The assailant "came to town alone to procure equipment and fit the vehicle out to commit a suicide attack," a Malian security source who asked not to be named told AFP.
There was no immediate claim of responsibility but the camp is very close to Gao airport, a key transport hub which was closed briefly in late November following an attack blamed on jihadists.
The car bomb destroyed prefabricated hangars used by MINUSMA's aircraft and damage to the installations and debris on the runway made the airport temporarily unusable.
"The joint patrols were the target," French Foreign Minister Jean-Marc Ayrault told French media on Wednesday. "The political aim is to hamper the peace process and reconciliation."
"Peace remains fragile," he added.
France is considering a UN Security Council draft resolution that would set up a sanctions regime for Mali to target opponents of the peace deal signed 19 months ago.
The Security Council will meet Wednesday to discuss the situation in Mali.
The proposed sanctions regime would set up a mechanism to allow individuals and entities to be blacklisted by the United Nations. Targeted sanctions include a global travel ban and an assets freeze.

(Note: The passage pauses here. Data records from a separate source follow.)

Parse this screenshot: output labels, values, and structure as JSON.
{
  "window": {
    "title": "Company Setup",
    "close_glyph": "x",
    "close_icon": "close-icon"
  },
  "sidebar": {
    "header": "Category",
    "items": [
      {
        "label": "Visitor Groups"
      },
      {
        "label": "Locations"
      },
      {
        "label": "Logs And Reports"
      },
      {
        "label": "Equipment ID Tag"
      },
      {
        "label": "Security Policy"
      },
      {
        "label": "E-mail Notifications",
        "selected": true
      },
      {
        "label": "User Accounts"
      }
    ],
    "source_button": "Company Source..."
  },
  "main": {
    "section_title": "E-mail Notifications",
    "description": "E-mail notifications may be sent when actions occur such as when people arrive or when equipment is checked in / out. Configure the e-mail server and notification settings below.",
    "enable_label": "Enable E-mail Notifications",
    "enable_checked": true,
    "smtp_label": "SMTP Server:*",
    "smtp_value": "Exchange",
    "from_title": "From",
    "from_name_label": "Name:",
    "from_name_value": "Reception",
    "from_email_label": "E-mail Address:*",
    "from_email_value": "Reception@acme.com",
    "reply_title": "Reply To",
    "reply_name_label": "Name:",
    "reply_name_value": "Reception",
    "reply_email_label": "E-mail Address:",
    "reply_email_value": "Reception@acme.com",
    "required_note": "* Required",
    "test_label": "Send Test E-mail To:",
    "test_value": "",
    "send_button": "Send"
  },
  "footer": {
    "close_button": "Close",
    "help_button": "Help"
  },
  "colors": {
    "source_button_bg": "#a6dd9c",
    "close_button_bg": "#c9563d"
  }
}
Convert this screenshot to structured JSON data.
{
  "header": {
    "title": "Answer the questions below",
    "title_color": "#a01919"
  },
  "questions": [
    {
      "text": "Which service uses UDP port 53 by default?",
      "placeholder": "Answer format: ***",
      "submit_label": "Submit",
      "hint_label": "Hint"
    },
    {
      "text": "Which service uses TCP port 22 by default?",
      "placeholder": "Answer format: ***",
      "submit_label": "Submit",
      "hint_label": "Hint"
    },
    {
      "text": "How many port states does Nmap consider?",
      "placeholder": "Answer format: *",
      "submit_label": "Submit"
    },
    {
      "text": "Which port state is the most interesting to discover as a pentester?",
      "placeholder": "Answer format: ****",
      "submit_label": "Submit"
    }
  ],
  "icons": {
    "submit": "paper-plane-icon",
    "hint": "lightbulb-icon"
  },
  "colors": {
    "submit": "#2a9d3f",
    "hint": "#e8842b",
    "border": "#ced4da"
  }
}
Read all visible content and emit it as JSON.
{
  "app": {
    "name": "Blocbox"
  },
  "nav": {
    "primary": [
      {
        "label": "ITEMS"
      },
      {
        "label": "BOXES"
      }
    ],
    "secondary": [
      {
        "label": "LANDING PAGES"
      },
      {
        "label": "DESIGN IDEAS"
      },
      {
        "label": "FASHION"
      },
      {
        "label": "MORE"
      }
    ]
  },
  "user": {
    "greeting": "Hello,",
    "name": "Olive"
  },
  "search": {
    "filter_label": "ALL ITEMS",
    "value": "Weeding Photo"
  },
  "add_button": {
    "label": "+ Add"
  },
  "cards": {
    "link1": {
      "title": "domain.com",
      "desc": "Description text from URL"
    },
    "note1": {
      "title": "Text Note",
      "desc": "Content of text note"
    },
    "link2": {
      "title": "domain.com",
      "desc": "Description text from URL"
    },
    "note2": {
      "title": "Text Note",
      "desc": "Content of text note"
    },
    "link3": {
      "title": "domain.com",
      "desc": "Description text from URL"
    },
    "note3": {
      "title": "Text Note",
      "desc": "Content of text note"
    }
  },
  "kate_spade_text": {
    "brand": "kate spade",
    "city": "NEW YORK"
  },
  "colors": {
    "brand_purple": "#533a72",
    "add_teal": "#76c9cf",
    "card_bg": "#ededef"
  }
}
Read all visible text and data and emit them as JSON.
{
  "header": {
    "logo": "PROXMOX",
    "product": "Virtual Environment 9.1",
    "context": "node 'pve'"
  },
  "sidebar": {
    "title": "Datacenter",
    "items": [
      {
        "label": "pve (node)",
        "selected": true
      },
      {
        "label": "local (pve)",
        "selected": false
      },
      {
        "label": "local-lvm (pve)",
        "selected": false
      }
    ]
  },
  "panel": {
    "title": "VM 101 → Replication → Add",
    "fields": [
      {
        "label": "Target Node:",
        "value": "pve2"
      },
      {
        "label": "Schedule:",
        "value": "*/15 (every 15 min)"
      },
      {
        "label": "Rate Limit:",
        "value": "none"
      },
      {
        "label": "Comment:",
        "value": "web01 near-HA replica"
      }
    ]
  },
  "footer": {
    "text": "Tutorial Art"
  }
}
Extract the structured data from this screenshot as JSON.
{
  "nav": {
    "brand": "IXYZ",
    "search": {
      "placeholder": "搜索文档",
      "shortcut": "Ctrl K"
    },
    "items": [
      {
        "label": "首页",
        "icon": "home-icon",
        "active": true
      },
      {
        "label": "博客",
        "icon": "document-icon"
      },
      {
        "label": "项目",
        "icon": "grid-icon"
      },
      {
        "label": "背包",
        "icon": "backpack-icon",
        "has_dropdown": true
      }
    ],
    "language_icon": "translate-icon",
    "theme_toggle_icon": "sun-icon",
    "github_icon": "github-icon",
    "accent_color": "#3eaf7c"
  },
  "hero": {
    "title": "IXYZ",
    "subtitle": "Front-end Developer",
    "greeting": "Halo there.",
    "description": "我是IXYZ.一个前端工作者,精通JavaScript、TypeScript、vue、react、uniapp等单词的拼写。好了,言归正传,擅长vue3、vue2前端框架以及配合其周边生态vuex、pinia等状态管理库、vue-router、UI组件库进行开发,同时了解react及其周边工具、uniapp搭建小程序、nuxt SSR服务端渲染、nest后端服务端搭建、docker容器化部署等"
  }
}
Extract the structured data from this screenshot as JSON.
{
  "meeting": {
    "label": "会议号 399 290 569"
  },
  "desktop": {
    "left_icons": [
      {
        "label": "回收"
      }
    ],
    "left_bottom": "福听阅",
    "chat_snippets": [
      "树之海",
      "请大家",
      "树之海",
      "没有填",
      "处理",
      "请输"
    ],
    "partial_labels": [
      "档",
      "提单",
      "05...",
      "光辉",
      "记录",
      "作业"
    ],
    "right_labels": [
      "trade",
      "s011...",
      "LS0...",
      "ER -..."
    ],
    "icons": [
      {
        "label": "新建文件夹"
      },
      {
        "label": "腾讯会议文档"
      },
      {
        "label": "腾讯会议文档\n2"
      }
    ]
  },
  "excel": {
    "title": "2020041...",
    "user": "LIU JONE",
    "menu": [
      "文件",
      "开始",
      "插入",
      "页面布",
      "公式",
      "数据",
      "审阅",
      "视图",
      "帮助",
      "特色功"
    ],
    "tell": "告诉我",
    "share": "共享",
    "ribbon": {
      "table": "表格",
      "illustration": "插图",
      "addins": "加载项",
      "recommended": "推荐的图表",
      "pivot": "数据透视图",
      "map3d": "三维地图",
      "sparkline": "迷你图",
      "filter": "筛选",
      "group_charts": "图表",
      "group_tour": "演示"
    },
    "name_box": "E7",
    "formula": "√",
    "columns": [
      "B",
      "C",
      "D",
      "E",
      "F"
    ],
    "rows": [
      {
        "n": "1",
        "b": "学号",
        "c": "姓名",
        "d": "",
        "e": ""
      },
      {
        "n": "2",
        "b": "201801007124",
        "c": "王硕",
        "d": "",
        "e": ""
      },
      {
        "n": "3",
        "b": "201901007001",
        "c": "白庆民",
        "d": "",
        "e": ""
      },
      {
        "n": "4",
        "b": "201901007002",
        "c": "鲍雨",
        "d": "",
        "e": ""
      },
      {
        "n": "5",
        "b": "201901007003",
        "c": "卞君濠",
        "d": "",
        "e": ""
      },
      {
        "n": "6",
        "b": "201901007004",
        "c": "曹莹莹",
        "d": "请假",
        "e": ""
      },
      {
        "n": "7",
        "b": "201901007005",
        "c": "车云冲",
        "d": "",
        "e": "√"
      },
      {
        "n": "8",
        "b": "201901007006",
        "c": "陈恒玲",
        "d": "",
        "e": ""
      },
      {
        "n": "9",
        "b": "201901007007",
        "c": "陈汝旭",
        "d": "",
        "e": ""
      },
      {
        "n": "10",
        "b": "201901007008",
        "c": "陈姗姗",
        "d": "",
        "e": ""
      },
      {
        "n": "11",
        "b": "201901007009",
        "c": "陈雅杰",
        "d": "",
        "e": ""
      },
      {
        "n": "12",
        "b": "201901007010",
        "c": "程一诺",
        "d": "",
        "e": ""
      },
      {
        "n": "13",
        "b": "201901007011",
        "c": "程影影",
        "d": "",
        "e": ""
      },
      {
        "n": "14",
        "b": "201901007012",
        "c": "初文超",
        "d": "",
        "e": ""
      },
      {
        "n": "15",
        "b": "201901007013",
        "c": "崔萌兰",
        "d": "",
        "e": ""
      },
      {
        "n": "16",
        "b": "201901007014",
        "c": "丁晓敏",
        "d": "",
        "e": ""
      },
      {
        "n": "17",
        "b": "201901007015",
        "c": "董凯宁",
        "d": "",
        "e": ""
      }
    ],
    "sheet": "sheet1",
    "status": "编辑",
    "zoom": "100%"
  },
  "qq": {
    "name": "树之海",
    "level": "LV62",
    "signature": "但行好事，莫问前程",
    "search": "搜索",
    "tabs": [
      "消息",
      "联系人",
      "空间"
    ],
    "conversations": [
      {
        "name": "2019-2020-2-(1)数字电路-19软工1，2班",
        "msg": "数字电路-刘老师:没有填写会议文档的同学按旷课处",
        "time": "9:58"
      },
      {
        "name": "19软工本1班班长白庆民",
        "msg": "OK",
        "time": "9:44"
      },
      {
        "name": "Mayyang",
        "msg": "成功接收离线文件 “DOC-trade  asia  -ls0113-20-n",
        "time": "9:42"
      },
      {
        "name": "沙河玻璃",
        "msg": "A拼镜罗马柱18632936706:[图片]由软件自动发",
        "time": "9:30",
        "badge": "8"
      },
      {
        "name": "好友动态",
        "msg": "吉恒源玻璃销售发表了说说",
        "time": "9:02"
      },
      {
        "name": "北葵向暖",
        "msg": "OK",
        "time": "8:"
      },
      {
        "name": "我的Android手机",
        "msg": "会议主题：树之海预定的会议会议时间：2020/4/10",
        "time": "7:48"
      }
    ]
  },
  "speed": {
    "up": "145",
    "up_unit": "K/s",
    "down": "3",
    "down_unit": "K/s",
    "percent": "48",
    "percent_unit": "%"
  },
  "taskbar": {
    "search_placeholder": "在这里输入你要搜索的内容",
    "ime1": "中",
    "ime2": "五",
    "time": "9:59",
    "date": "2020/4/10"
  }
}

The United Nations has deployed 13,000 troops in Mali to serve in the MINUSMA force, considered one of the deadliest missions in peacekeeping.